So what is the biggest market for desktop machines ? The consumer market.

What do consumers do on their desktop which a smartphone/tablet could not do in a couple of years ?

Or which they don't already have a dedicated device for (like games -> Xbox, Playstation, whatever).

Do tell me, I'd like to know.

The "only" missing piece is software.

I also see more and more business moving their legacy applications to central servers again (think terminal servers and so on).

...So I take it you're completely oblivious to how wide-spread desktops/workstations are outside of Joe Average sitting at his computer desk watching youtube video clips and checking his email. Boy are you in the dark.
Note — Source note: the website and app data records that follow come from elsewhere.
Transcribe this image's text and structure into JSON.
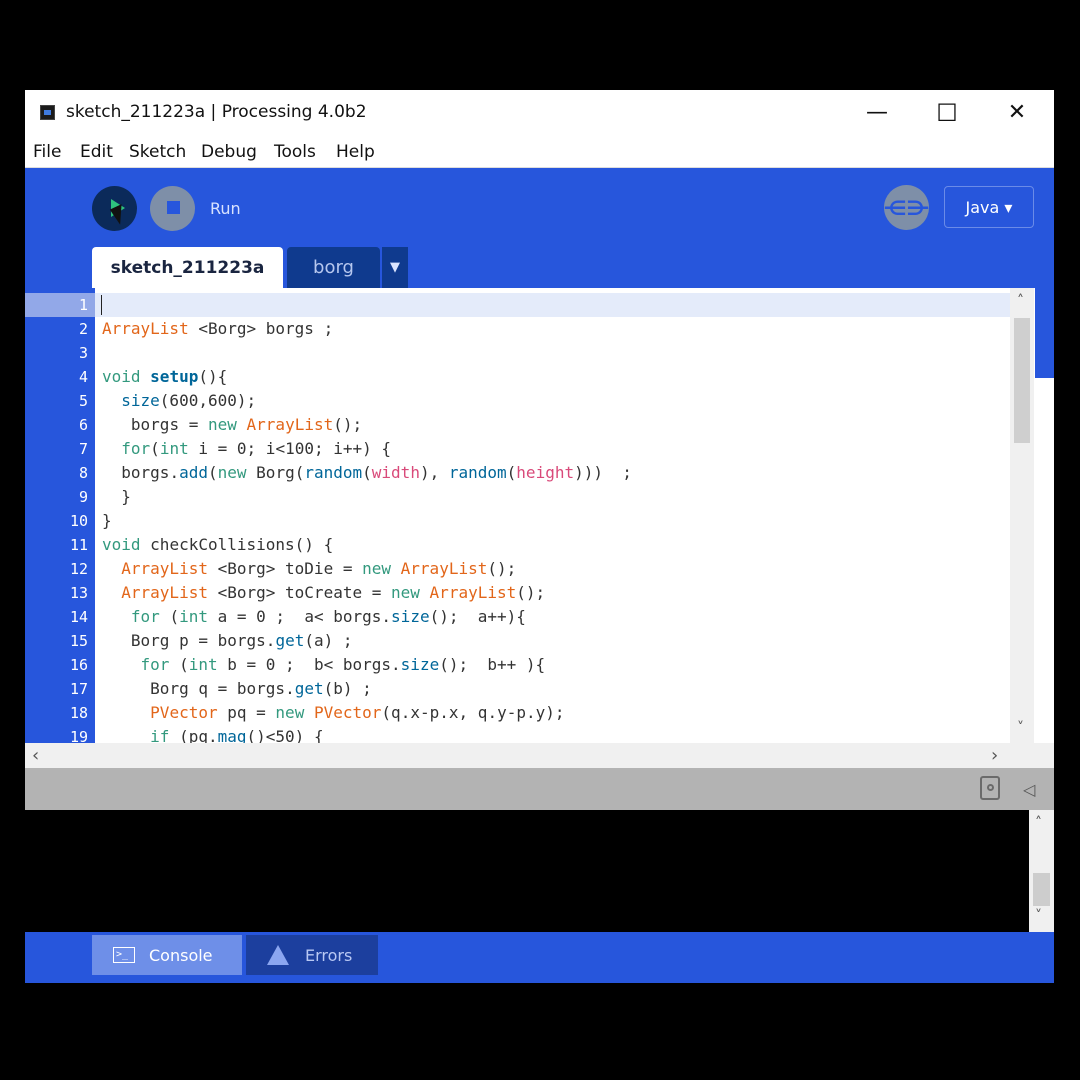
{
  "window": {
    "title": "sketch_211223a | Processing 4.0b2",
    "controls": {
      "minimize": "—",
      "maximize": "☐",
      "close": "✕"
    }
  },
  "menu": [
    "File",
    "Edit",
    "Sketch",
    "Debug",
    "Tools",
    "Help"
  ],
  "toolbar": {
    "run_label": "Run",
    "mode_label": "Java ▾",
    "debug_icon": "debugger-butterfly-icon"
  },
  "tabs": [
    {
      "label": "sketch_211223a",
      "active": true
    },
    {
      "label": "borg",
      "active": false
    }
  ],
  "tab_dropdown": "▼",
  "editor": {
    "line_numbers": [
      "1",
      "2",
      "3",
      "4",
      "5",
      "6",
      "7",
      "8",
      "9",
      "10",
      "11",
      "12",
      "13",
      "14",
      "15",
      "16",
      "17",
      "18",
      "19"
    ],
    "lines": [
      "",
      "ArrayList <Borg> borgs ;",
      "",
      "void setup(){",
      "  size(600,600);",
      "   borgs = new ArrayList();",
      "  for(int i = 0; i<100; i++) {",
      "  borgs.add(new Borg(random(width), random(height)))  ;",
      "  }",
      "}",
      "void checkCollisions() {",
      "  ArrayList <Borg> toDie = new ArrayList();",
      "  ArrayList <Borg> toCreate = new ArrayList();",
      "   for (int a = 0 ;  a< borgs.size();  a++){",
      "   Borg p = borgs.get(a) ;",
      "    for (int b = 0 ;  b< borgs.size();  b++ ){",
      "     Borg q = borgs.get(b) ;",
      "     PVector pq = new PVector(q.x-p.x, q.y-p.y);",
      "     if (pq.mag()<50) {"
    ]
  },
  "scroll": {
    "up": "˄",
    "down": "˅",
    "left": "‹",
    "right": "›"
  },
  "status": {
    "collapse": "◁"
  },
  "bottom_tabs": {
    "console": "Console",
    "errors": "Errors"
  },
  "colors": {
    "accent": "#2756dc",
    "keyword": "#33997e",
    "type": "#e2661a",
    "function": "#006699"
  }
}
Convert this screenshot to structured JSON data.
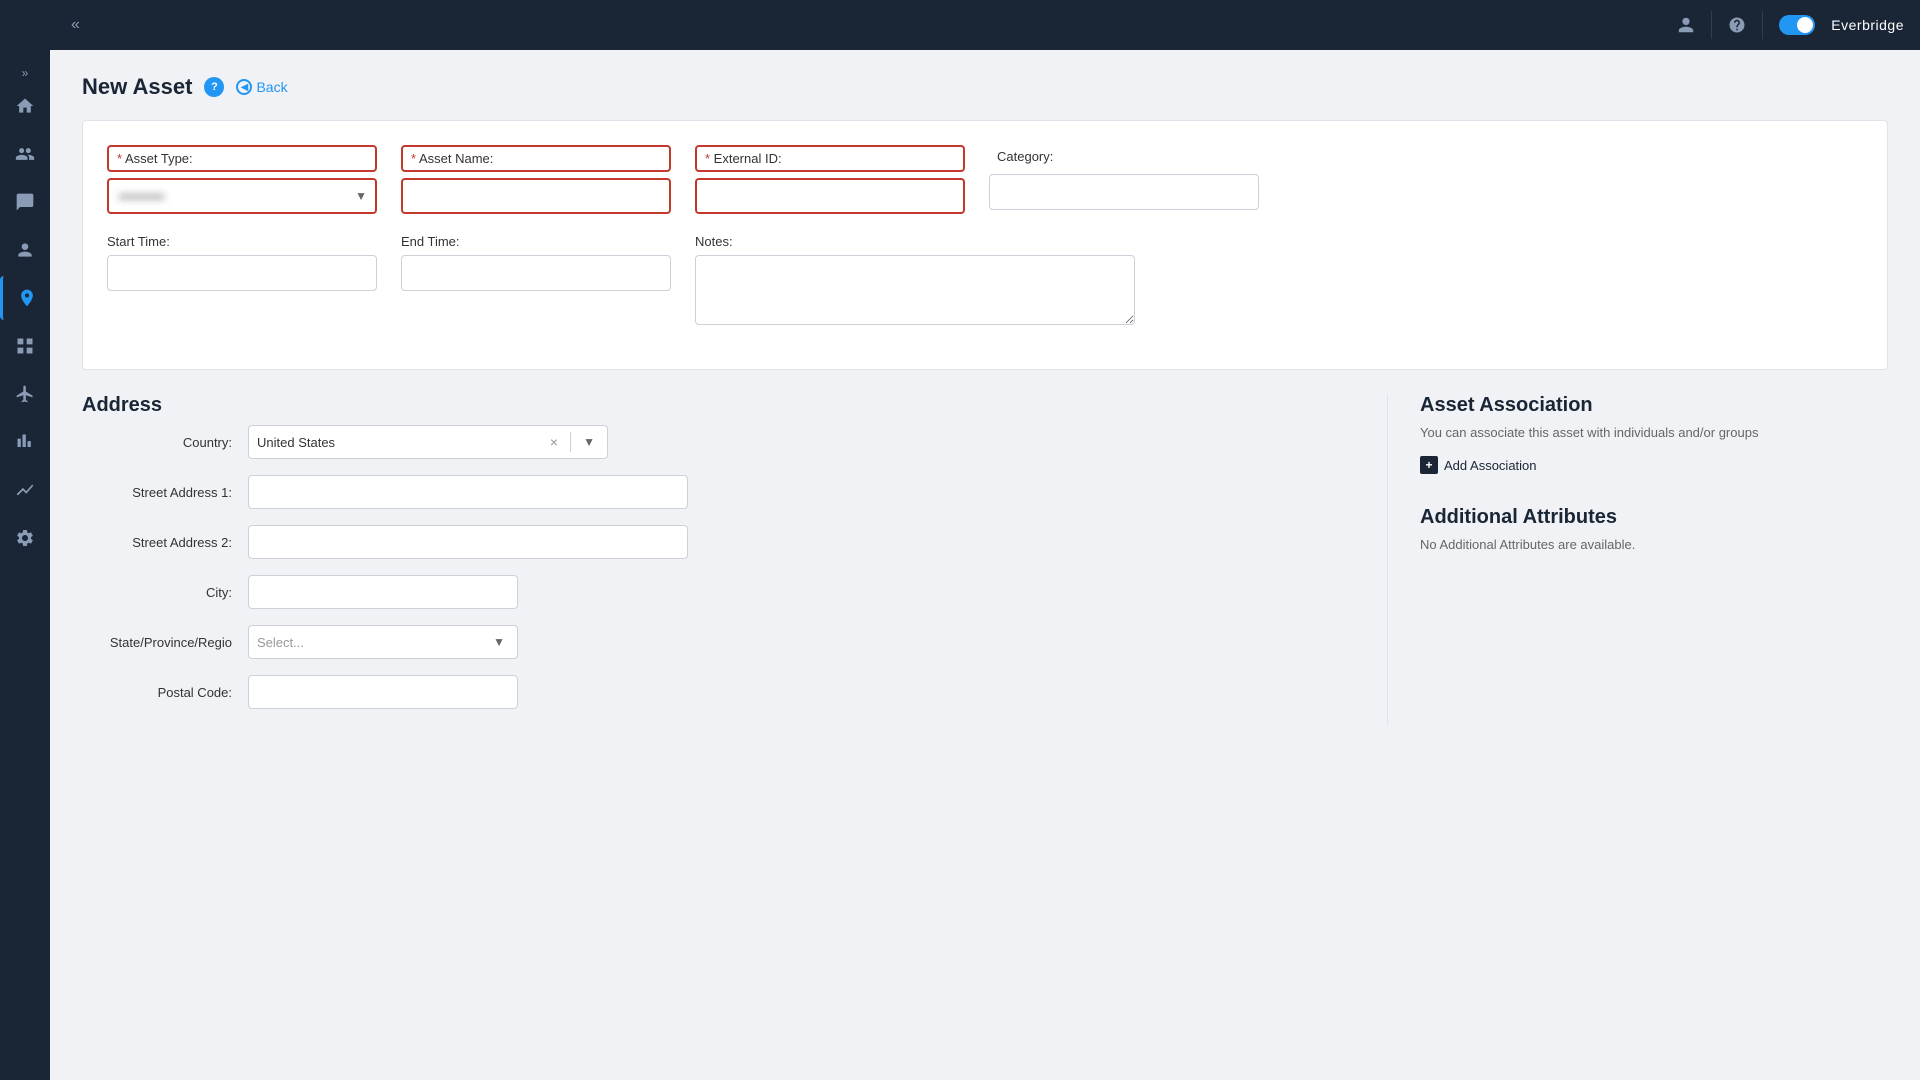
{
  "topbar": {
    "brand": "Everbridge",
    "chevron_label": "«",
    "expand_label": "»"
  },
  "sidebar": {
    "items": [
      {
        "id": "home",
        "icon": "⌂",
        "active": false
      },
      {
        "id": "people",
        "icon": "👥",
        "active": false
      },
      {
        "id": "alert",
        "icon": "📢",
        "active": false
      },
      {
        "id": "contacts",
        "icon": "👤",
        "active": false
      },
      {
        "id": "location",
        "icon": "📍",
        "active": true
      },
      {
        "id": "reports",
        "icon": "📊",
        "active": false
      },
      {
        "id": "flow",
        "icon": "✈",
        "active": false
      },
      {
        "id": "analytics",
        "icon": "⚡",
        "active": false
      },
      {
        "id": "chart",
        "icon": "📈",
        "active": false
      },
      {
        "id": "settings",
        "icon": "⚙",
        "active": false
      }
    ]
  },
  "page": {
    "title": "New Asset",
    "back_label": "Back"
  },
  "form": {
    "asset_type_label": "Asset Type:",
    "asset_type_placeholder": "",
    "asset_type_blurred": "••••••••••",
    "asset_name_label": "Asset Name:",
    "external_id_label": "External ID:",
    "category_label": "Category:",
    "start_time_label": "Start Time:",
    "end_time_label": "End Time:",
    "notes_label": "Notes:"
  },
  "address": {
    "section_title": "Address",
    "country_label": "Country:",
    "country_value": "United States",
    "street1_label": "Street Address 1:",
    "street2_label": "Street Address 2:",
    "city_label": "City:",
    "state_label": "State/Province/Regio",
    "state_placeholder": "Select...",
    "postal_label": "Postal Code:"
  },
  "asset_association": {
    "title": "Asset Association",
    "subtitle": "You can associate this asset with individuals and/or groups",
    "add_label": "Add Association"
  },
  "additional_attributes": {
    "title": "Additional Attributes",
    "empty_message": "No Additional Attributes are available."
  }
}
Btw, the world has already established that smartphones and tablets are absolutely no replacement for people requiring desktops/workstations. Also, a whole world of computing needs exists outside of youtube, email, and facebook. I guess you never got either of those memos. Go ahead and keep believing smartphones and tablets are going to dominate computing in the (near) future though if that's what you truly believe. Even though it's tinfoil hat'ish, you have the right to believe anything you want no matter how much reality opposes it.

Reply Score: 1

RE[5]: Comment by ilovebeer
by Lennie on Thu 27th Sep 2012 07:17 UTC in reply to "RE[4]: Comment by ilovebeer"
Lennie Member since:
2007-09-22

No I'm not in the dark.

I'm just saying there are 2 desktop uses ("simple" office workers and the consumer) which are very wide spread uses of the desktop.

Would you really be surprised if they could do all tasks on hardware which is also used as a smartphone.

Reply Score: 3

RE[6]: Comment by ilovebeer
by ilovebeer on Thu 27th Sep 2012 15:16 UTC in reply to "RE[5]: Comment by ilovebeer"
ilovebeer Member since:
2011-08-08

No I'm not in the dark.

I'm just saying there are 2 desktop uses ("simple" office workers and the consumer) which are very wide spread uses of the desktop.

You're not in the dark but you completely ignore the existence of workstations and desktops that require more from ram, cpu, and/or video than you are going to get from a cell phone? Wow.... I guess you think it's easy to make your case when you refuse to acknowledge anything that opposes it.

Sorry to break the bad news to you, again, but there's no question you're in the dark.

Would you really be surprised if they could do all tasks on hardware which is also used as a smartphone.

If you only need to check email and google, no. If you need to do anything half-serious, yes. And it seems anyone with common sense or half-sane agrees.

Reply Score: 1

RE[7]: Comment by ilovebeer
by Lennie on Fri 28th Sep 2012 07:19 UTC in reply to "RE[6]: Comment by ilovebeer"
Lennie Member since:
2007-09-22

Hey, it's hard to predict the future. I'll admit it.

Netbooks didn't "kill" the desktop, but many people are now buying ultrabooks instead of laptops.

from a report from IHS:

"...average memory amount was 256 MB in Q1 2010, while the average in Q1 2012 was 800 MB. Average selling prices for low-power DDR2 (LPDDR2) DRAM retreated by 48 percent from $2.59 to $1.34 during 2011."

The high-end smartphones have 2GB, the low-end desktops have 4GB.

You don't see a trend ?

Reply Score: 3

RE[7]: Comment by ilovebeer
by Lennie on Mon 1st Oct 2012 19:19 UTC in reply to "RE[6]: Comment by ilovebeer"
Lennie Member since:
2007-09-22

Countries with crap landline infrastructure are obviously the first to adopt a society with more mobile Internet users than desktop/laptop Internet users:

India:

http://gs.statcounter.com/#mobile_vs_desktop-IN-daily-20120924-2012...

And some graphs based on much less users:

Nigeria:

http://gs.statcounter.com/#mobile_vs_desktop-NG-monthly-201110-2012...

Somalia:

http://gs.statcounter.com/#mobile_vs_desktop-SO-monthly-201110-2012...

Sudan:

http://gs.statcounter.com/#mobile_vs_desktop-SD-monthly-201110-2012...

Edited 2012-10-01 19:39 UTC

Reply Score: 2